MATERIAL SHOWN:
==========
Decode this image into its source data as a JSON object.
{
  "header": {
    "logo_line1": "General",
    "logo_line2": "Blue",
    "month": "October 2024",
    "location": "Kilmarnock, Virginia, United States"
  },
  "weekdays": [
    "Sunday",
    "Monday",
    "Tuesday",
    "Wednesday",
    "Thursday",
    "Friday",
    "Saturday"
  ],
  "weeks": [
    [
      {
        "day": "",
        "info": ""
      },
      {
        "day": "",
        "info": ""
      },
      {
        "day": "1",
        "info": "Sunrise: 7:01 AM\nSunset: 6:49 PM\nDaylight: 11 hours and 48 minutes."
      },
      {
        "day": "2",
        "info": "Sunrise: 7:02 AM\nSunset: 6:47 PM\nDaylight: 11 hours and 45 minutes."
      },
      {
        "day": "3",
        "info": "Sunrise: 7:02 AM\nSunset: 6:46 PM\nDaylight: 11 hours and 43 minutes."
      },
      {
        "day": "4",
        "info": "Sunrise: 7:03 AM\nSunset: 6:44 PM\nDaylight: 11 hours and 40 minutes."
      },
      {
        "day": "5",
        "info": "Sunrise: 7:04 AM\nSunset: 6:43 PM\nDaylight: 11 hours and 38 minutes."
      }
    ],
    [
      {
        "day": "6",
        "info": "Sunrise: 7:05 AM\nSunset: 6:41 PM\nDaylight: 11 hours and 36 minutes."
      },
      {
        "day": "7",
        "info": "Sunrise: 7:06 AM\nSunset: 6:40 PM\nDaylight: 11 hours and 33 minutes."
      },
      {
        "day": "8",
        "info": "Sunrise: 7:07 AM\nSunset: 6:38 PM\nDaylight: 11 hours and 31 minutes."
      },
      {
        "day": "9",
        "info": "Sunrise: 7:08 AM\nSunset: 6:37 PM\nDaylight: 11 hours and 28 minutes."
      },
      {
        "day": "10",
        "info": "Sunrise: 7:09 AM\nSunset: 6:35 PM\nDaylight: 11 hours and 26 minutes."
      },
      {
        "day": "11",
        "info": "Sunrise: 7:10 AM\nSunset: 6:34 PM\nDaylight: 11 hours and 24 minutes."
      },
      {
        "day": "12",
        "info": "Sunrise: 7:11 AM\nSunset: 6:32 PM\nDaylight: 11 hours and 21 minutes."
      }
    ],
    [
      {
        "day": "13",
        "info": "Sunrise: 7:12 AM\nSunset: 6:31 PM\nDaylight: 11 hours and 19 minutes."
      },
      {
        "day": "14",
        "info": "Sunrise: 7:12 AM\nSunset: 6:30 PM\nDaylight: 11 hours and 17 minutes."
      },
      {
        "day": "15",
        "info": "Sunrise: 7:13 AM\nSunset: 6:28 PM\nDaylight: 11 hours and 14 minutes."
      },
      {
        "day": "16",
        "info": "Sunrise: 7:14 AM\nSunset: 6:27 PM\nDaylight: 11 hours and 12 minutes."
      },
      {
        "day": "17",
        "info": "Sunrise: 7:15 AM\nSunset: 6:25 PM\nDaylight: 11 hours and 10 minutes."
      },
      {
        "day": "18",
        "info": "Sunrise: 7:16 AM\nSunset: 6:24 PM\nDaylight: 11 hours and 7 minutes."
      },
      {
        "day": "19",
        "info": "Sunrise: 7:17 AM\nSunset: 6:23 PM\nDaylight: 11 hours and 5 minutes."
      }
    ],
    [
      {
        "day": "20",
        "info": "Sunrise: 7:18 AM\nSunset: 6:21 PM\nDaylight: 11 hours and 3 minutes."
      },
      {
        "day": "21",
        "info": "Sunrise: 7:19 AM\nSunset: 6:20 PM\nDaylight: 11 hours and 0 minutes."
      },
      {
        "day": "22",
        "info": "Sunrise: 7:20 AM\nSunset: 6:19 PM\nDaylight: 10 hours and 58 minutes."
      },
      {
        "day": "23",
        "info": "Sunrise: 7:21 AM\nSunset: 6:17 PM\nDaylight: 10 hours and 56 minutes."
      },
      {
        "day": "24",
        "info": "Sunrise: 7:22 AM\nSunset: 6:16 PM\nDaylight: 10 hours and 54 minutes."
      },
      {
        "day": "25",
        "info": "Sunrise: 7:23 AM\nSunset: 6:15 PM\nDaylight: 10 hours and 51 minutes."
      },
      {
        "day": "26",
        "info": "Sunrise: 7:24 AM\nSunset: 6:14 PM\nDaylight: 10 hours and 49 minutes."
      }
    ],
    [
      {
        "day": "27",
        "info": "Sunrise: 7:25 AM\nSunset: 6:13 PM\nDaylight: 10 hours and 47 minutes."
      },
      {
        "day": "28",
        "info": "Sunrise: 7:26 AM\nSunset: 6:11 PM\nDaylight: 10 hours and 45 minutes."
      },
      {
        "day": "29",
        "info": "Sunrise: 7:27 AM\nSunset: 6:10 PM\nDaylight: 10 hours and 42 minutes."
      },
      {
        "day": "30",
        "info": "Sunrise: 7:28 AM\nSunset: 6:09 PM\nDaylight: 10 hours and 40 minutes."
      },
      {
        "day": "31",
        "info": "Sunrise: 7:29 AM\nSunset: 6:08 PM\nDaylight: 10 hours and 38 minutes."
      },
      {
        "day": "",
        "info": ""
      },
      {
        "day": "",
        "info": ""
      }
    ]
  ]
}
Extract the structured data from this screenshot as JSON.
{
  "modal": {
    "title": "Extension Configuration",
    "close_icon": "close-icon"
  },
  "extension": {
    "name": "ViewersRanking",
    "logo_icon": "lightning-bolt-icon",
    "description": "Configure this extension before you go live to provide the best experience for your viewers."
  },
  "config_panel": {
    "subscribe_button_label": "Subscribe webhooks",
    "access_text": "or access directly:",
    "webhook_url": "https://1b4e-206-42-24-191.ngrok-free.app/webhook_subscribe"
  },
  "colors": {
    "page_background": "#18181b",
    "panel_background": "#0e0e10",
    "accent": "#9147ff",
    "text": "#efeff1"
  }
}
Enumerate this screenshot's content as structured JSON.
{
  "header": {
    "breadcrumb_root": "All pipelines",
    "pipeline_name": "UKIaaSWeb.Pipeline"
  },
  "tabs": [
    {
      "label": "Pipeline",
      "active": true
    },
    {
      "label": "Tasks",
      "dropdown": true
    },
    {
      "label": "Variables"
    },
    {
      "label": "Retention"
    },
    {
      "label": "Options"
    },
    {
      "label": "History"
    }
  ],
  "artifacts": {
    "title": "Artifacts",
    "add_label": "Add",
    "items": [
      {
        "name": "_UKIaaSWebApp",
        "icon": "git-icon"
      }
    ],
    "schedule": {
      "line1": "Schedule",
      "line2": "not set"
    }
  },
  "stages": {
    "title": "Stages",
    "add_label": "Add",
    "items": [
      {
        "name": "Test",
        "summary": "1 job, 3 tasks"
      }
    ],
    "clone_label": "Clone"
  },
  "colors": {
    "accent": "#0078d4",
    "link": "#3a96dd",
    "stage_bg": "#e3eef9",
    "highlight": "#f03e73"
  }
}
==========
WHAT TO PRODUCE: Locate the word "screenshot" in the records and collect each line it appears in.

EXERCISE OUTPUT:
Extract the structured data from this screenshot as JSON.
Enumerate this screenshot's content as structured JSON.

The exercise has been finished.